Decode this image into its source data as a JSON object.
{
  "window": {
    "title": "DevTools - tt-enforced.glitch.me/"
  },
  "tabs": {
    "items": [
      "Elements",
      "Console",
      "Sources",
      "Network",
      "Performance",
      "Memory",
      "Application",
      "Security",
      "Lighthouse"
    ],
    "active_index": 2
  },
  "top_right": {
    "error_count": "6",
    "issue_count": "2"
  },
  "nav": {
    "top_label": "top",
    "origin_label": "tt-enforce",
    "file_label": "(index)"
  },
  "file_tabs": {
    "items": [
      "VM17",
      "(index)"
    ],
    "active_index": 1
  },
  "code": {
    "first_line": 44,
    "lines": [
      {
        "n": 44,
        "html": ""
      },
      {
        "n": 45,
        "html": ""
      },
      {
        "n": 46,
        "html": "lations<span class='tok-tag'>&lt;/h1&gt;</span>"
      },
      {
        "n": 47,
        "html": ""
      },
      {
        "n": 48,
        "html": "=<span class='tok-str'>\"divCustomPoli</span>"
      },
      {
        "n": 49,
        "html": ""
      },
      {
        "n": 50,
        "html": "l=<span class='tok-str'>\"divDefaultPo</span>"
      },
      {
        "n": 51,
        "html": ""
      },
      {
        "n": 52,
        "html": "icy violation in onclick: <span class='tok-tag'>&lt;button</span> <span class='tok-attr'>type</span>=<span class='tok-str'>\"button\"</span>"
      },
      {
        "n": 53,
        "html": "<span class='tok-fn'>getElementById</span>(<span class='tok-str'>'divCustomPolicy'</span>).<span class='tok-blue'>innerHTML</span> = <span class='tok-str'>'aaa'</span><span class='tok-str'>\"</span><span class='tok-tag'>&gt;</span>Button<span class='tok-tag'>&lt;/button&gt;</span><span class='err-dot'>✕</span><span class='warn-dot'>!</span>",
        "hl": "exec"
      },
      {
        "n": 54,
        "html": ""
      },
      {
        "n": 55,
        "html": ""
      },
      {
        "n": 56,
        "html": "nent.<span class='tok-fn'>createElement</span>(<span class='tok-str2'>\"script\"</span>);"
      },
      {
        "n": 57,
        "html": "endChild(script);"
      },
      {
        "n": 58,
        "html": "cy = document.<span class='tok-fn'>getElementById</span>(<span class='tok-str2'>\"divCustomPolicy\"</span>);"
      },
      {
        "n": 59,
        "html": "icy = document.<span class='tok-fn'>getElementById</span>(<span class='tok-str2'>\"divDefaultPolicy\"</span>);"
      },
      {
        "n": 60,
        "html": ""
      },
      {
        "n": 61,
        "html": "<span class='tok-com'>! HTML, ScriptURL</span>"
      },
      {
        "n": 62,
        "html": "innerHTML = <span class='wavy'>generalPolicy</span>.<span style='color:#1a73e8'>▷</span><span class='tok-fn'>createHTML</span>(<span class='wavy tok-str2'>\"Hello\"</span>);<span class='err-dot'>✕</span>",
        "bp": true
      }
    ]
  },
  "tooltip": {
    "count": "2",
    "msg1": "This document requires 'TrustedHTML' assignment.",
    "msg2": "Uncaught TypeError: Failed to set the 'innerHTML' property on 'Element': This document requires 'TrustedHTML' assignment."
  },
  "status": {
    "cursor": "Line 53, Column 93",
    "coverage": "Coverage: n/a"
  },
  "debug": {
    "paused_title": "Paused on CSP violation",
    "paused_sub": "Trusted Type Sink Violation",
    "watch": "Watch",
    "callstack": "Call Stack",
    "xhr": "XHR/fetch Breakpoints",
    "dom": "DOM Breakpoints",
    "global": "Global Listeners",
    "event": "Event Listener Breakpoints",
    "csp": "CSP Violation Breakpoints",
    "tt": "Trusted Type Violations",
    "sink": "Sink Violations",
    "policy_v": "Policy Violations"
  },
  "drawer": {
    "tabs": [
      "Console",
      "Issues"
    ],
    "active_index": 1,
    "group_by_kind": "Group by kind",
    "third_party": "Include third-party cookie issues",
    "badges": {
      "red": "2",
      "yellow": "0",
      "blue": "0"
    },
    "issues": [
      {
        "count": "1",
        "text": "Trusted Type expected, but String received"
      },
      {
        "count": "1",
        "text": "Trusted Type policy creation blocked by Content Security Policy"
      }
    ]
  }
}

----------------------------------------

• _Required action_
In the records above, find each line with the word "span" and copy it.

• _Response area_
        "html": "lations<span class='tok-tag'>&lt;/h1&gt;</span>"
        "html": "=<span class='tok-str'>\"divCustomPoli</span>"
        "html": "l=<span class='tok-str'>\"divDefaultPo</span>"
        "html": "icy violation in onclick: <span class='tok-tag'>&lt;button</span> <span class='tok-attr'>type</span>=<span class='tok-str'>\"button\"</span>"
        "html": "<span class='tok-fn'>getElementById</span>(<span class='tok-str'>'divCustomPolicy'</span>).<span class='tok-blue'>innerHTML</span> = <span class='tok-str'>'aaa'</span><span class='tok-str'>\"</span><span class='tok-tag'>&gt;</span>Button<span class='tok-tag'>&lt;/button&gt;</span><span class='err-dot'>✕</span><span class='warn-dot'>!</span>",
        "html": "nent.<span class='tok-fn'>createElement</span>(<span class='tok-str2'>\"script\"</span>);"
        "html": "cy = document.<span class='tok-fn'>getElementById</span>(<span class='tok-str2'>\"divCustomPolicy\"</span>);"
        "html": "icy = document.<span class='tok-fn'>getElementById</span>(<span class='tok-str2'>\"divDefaultPolicy\"</span>);"
        "html": "<span class='tok-com'>! HTML, ScriptURL</span>"
        "html": "innerHTML = <span class='wavy'>generalPolicy</span>.<span style='color:#1a73e8'>▷</span><span class='tok-fn'>createHTML</span>(<span class='wavy tok-str2'>\"Hello\"</span>);<span class='err-dot'>✕</span>",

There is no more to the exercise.